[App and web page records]
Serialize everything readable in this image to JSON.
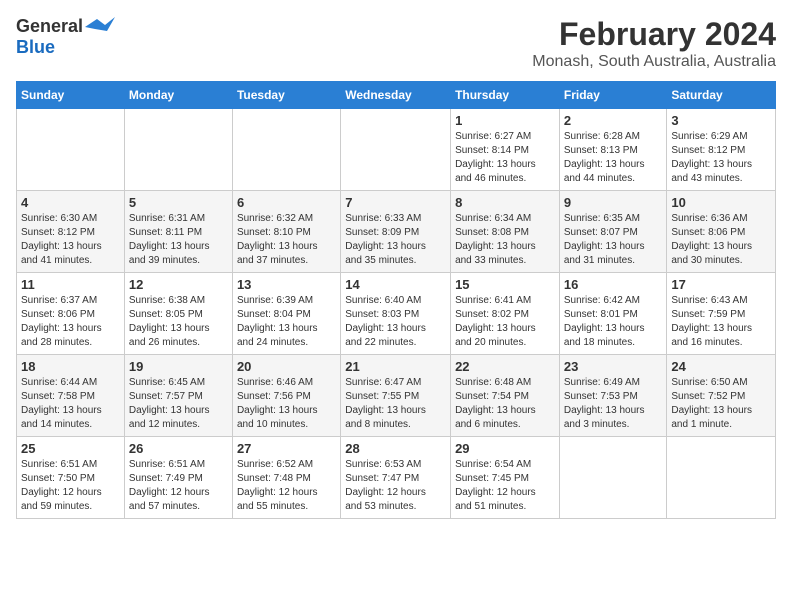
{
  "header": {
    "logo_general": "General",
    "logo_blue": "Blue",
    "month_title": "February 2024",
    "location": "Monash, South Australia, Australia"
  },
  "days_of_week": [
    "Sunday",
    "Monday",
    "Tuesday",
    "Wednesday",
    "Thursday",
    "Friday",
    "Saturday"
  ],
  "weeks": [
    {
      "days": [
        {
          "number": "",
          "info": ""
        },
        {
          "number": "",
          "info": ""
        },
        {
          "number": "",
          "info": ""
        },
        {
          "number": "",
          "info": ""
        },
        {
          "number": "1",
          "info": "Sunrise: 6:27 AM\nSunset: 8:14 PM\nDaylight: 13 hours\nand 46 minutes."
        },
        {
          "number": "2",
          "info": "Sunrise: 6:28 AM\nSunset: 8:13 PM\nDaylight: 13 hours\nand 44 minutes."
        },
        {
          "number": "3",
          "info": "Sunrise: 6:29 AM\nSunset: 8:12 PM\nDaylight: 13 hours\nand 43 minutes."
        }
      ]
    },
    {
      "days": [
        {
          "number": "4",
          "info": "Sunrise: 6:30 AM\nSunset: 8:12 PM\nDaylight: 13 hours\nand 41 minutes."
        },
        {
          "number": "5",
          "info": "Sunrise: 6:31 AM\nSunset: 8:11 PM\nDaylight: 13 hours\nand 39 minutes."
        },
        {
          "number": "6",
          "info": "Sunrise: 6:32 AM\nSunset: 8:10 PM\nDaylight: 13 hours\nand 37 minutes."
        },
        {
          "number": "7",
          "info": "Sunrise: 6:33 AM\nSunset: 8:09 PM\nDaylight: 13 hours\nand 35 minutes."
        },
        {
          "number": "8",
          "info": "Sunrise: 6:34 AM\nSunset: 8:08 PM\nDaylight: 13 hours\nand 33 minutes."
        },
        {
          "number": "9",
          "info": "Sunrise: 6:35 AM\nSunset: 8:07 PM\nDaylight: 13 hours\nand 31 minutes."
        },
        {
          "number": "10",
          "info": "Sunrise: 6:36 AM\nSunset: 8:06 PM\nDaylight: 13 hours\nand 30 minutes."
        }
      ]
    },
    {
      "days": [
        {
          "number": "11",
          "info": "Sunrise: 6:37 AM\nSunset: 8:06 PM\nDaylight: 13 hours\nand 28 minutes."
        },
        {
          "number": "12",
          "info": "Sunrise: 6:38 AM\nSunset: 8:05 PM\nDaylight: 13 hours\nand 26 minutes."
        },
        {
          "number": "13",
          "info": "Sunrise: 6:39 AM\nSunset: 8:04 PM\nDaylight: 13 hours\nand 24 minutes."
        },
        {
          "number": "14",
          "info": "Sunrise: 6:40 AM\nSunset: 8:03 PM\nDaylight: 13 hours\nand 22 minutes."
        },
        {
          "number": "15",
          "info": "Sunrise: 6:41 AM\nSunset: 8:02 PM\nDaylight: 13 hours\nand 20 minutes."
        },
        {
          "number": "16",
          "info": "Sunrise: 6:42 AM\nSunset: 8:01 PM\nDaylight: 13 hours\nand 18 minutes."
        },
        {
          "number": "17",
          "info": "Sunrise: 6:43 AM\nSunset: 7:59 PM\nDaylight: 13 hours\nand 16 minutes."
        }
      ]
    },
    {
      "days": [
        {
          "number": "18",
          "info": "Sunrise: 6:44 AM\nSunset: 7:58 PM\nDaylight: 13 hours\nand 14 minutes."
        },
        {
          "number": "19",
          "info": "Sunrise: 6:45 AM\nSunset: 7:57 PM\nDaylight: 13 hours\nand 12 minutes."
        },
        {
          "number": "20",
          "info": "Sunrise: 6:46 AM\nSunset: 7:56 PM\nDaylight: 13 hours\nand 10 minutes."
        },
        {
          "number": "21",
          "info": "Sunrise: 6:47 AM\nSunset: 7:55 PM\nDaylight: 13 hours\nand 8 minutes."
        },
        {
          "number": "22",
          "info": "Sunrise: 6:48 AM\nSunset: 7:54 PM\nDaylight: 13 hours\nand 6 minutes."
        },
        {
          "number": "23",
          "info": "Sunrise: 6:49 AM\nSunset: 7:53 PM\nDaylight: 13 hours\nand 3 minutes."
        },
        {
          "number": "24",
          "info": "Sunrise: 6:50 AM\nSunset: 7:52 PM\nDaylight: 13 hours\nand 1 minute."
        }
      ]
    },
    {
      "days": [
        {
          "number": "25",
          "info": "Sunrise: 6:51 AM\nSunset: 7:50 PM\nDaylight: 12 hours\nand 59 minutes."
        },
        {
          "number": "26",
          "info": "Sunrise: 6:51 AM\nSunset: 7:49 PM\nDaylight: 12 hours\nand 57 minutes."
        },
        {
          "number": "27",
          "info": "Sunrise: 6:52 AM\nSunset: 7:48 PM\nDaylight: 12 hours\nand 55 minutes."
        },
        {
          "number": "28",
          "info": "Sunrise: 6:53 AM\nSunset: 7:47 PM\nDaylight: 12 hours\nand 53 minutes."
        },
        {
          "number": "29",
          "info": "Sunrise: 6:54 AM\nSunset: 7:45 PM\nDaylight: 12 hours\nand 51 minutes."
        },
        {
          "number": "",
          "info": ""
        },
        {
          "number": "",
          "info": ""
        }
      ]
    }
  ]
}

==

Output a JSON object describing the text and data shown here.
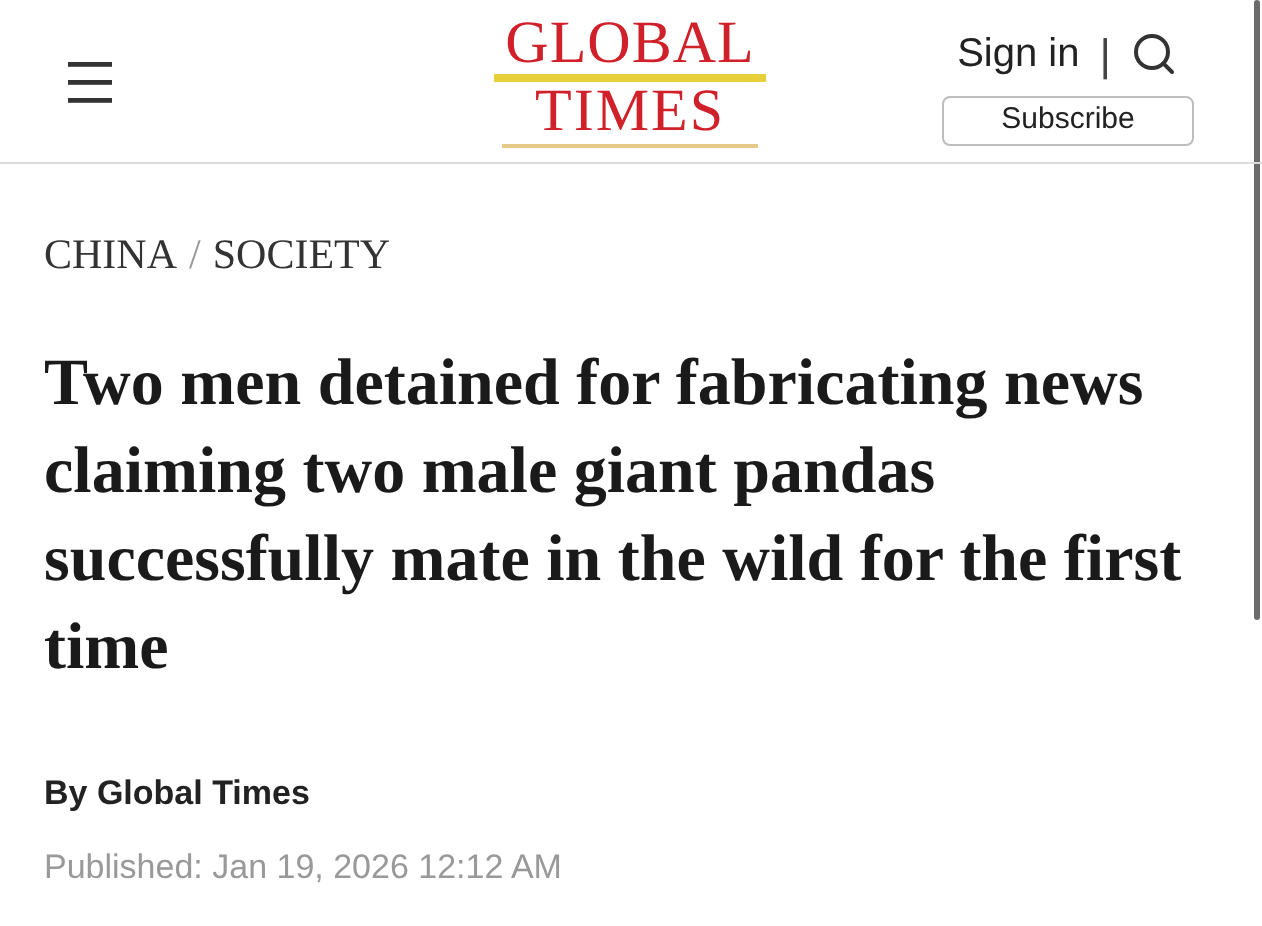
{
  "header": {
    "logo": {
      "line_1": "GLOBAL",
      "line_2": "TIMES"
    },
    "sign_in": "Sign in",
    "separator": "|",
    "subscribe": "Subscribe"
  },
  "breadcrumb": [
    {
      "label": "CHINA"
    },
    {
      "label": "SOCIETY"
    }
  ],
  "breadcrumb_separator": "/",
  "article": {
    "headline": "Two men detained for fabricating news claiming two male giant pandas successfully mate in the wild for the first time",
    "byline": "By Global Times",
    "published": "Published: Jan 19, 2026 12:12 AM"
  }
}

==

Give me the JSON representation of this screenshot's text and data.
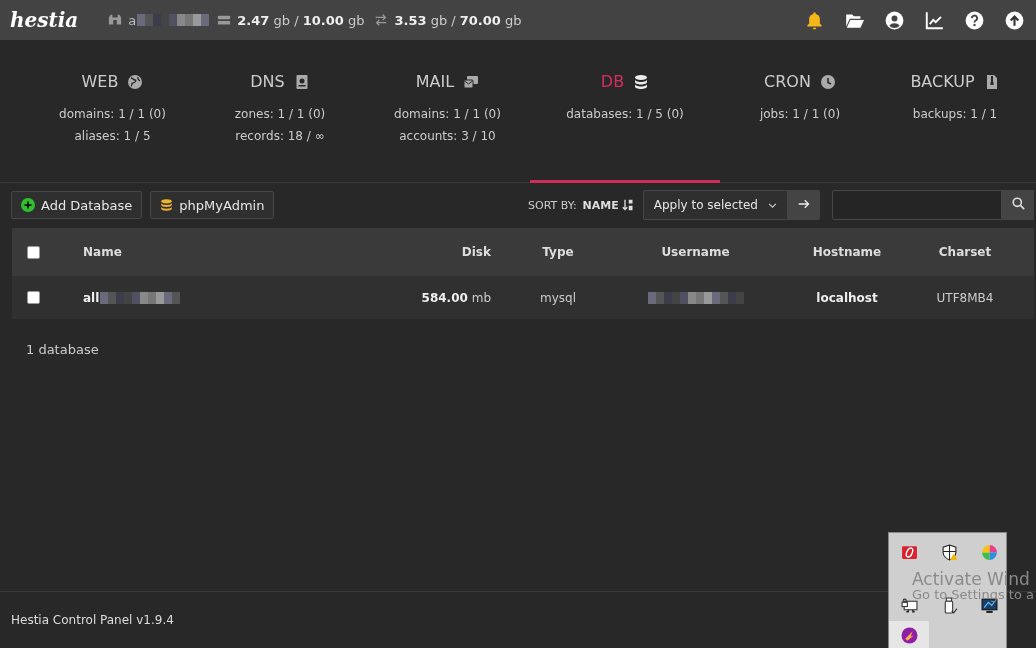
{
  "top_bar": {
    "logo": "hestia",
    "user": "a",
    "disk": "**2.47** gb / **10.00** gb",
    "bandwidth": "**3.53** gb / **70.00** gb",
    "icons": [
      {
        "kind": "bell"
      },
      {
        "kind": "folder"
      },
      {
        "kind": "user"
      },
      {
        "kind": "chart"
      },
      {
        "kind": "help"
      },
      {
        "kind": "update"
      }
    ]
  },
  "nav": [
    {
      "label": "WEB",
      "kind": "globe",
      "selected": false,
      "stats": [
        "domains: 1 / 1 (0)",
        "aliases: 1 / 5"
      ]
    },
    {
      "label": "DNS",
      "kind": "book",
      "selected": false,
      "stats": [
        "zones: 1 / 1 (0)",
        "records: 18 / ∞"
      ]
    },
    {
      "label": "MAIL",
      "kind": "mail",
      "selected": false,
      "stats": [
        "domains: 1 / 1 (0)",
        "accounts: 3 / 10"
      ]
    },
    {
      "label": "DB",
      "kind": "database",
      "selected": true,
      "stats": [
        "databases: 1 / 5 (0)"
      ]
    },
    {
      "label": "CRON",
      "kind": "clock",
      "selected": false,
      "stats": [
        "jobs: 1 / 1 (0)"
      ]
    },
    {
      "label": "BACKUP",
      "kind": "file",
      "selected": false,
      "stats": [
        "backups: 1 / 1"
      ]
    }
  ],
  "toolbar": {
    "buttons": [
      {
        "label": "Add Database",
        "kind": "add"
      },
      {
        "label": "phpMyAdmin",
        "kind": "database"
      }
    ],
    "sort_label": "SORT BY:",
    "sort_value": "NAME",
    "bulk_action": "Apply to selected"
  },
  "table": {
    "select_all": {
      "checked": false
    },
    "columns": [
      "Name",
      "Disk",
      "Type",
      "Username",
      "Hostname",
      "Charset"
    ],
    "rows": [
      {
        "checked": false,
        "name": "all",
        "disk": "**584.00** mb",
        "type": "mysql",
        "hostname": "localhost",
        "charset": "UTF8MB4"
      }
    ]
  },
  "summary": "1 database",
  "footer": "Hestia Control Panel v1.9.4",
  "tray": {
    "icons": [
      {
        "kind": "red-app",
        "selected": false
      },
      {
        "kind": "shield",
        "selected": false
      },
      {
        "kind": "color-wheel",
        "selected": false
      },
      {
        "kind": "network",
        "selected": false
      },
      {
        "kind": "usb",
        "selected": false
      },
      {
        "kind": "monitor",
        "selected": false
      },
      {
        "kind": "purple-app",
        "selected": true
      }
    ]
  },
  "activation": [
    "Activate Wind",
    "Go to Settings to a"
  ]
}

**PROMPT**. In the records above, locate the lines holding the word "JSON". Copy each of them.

**ANSWER TO THE EXERCISE**.
Serialize everything readable in this image to JSON.
Output a JSON object describing the text and data shown here.
Give me the JSON representation of this screenshot's text and data.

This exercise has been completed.